Ambush Technique Class

Conservation South Luangwa

Our Investors in Wildlife Appeal is raising money to counteract indiscriminate snaring and poaching, and to treat snared animals in the South Luangwa National Park in Zambia. We provide an annual grant to the Conservation South Luangwa(CSL), which carries out vital and effective field work recruiting its rangers and staff from the local people.

The founder and managing director is Rachel McRobb, a British Zambian resident, who runs an effective and professional organisation and provides detailed quarterly reports to donors. Operations are managed by Benson Kenyembo. All staff are recruited from the local community, many are ex-poachers and ex-National Parks and Wildlife scouts who were retrenched during the transition phase of ZAWA; hence the Society is a major employer in the area, along with the lodges, tour operators and ZAWA itself.

Wild Survivors

Brand new for 2019, Wild Survivors is the latest addition to our project portfolio.
The CCG Trust is a lead investor in this start-up project, which works with local communities to establish long-term, sustainable solutions to human-elephant conflict in Tanzania. Wild Survivors work by installing beehive fences around farmers’ fields, capitalising on elephants’ natural fear of bees. By interspacing beehives with innovative ‘buzz boxes’, which mimic the sound of angry bees, elephants are naturally deterred from raiding crops. Not only does this save the farmers’ crops, but the bees also provide them with a sustainable source of income.

Thanks to our support, Wild Survivors have been able to commence Phase 1 of their work. They are busy mapping out hotspots of human-elephant conflict in the Karatu district, a key wildlife corridor that lies between two national parks, the Serengeti and Tarangire.

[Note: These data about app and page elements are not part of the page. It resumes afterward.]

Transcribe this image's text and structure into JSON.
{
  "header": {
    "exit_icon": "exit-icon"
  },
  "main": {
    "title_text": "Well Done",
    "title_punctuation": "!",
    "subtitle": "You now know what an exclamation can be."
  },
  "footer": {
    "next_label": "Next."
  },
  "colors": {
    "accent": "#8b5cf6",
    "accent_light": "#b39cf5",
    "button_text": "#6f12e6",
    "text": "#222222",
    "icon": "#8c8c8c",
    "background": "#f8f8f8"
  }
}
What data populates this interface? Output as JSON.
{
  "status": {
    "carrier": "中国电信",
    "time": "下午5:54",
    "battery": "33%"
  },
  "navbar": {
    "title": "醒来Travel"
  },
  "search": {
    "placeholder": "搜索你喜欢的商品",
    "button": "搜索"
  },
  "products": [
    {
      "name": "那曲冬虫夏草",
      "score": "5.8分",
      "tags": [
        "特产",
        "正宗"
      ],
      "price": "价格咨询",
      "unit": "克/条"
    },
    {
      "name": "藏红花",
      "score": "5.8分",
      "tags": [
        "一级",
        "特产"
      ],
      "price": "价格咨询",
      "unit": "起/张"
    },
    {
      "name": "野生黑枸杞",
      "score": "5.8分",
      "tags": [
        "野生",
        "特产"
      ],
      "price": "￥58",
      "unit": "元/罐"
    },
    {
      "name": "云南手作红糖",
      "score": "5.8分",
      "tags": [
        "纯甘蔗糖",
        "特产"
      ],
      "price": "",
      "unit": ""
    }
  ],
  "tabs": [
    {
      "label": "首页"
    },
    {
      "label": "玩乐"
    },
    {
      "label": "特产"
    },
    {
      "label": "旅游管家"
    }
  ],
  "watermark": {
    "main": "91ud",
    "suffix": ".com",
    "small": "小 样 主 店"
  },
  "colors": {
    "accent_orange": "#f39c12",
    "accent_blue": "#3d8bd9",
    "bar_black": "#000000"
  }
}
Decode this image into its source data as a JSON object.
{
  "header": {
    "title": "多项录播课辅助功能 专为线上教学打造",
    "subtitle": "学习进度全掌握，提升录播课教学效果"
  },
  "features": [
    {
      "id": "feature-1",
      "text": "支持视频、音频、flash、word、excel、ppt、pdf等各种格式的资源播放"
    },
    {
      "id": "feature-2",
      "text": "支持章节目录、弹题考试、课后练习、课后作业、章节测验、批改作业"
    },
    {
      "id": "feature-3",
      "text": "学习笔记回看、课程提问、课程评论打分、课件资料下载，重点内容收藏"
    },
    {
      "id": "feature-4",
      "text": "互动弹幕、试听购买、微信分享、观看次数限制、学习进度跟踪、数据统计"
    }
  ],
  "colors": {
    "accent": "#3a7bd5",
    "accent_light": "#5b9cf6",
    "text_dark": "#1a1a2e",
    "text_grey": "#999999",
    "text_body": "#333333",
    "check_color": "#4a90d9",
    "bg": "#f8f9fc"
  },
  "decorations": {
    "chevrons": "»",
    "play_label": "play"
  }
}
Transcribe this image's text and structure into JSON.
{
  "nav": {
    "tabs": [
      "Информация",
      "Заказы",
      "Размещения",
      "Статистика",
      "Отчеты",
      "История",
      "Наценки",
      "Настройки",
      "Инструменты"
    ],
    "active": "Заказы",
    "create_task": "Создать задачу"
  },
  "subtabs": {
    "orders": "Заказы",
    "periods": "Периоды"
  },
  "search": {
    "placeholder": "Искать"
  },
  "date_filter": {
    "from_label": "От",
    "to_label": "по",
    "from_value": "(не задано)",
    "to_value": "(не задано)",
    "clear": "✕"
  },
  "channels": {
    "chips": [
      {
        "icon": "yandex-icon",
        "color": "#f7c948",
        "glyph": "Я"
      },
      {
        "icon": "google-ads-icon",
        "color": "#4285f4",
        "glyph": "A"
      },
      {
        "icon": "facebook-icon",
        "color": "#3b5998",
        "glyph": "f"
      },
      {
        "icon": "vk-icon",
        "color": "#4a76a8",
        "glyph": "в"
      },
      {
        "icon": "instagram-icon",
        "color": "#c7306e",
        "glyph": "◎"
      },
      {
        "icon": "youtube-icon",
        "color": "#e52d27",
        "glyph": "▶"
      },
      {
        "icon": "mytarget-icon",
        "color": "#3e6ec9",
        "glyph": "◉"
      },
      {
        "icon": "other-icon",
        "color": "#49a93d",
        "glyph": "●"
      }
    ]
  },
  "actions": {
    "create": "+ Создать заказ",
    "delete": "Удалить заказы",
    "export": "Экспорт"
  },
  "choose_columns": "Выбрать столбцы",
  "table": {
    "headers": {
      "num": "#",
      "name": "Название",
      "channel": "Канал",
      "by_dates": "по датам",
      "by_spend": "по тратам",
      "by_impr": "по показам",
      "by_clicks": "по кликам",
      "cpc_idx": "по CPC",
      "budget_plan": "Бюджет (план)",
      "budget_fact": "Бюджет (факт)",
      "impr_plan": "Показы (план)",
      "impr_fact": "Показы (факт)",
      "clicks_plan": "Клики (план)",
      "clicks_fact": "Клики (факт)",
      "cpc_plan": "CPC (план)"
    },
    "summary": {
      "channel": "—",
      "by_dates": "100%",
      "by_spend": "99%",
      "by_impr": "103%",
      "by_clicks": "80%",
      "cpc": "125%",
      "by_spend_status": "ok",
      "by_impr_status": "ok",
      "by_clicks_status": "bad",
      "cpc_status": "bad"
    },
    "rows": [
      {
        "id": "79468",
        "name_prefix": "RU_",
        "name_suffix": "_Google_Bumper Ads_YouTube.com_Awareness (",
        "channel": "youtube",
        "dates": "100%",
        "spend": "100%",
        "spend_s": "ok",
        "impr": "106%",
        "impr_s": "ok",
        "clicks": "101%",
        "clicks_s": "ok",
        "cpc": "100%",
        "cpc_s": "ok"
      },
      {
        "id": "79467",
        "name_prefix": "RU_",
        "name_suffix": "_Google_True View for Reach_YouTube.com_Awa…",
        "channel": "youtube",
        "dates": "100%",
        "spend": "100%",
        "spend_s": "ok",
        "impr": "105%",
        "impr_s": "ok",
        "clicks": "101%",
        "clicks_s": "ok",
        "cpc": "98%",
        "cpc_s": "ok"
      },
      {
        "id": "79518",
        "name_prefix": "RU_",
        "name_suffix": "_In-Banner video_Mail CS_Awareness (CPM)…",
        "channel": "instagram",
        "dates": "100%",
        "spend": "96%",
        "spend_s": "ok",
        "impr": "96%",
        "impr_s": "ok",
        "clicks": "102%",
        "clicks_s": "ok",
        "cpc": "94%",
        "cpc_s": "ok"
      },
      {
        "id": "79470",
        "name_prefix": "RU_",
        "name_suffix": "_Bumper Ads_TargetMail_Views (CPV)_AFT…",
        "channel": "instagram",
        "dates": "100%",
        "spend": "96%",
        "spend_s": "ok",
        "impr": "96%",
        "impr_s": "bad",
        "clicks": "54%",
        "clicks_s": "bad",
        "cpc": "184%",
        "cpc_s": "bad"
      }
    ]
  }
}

Darting team with giraffe Elephant darting team Beehives in action Beehive Fence Building beehives for the fences Team photo with donors A completed beehive fence Trustee visit Elephant snared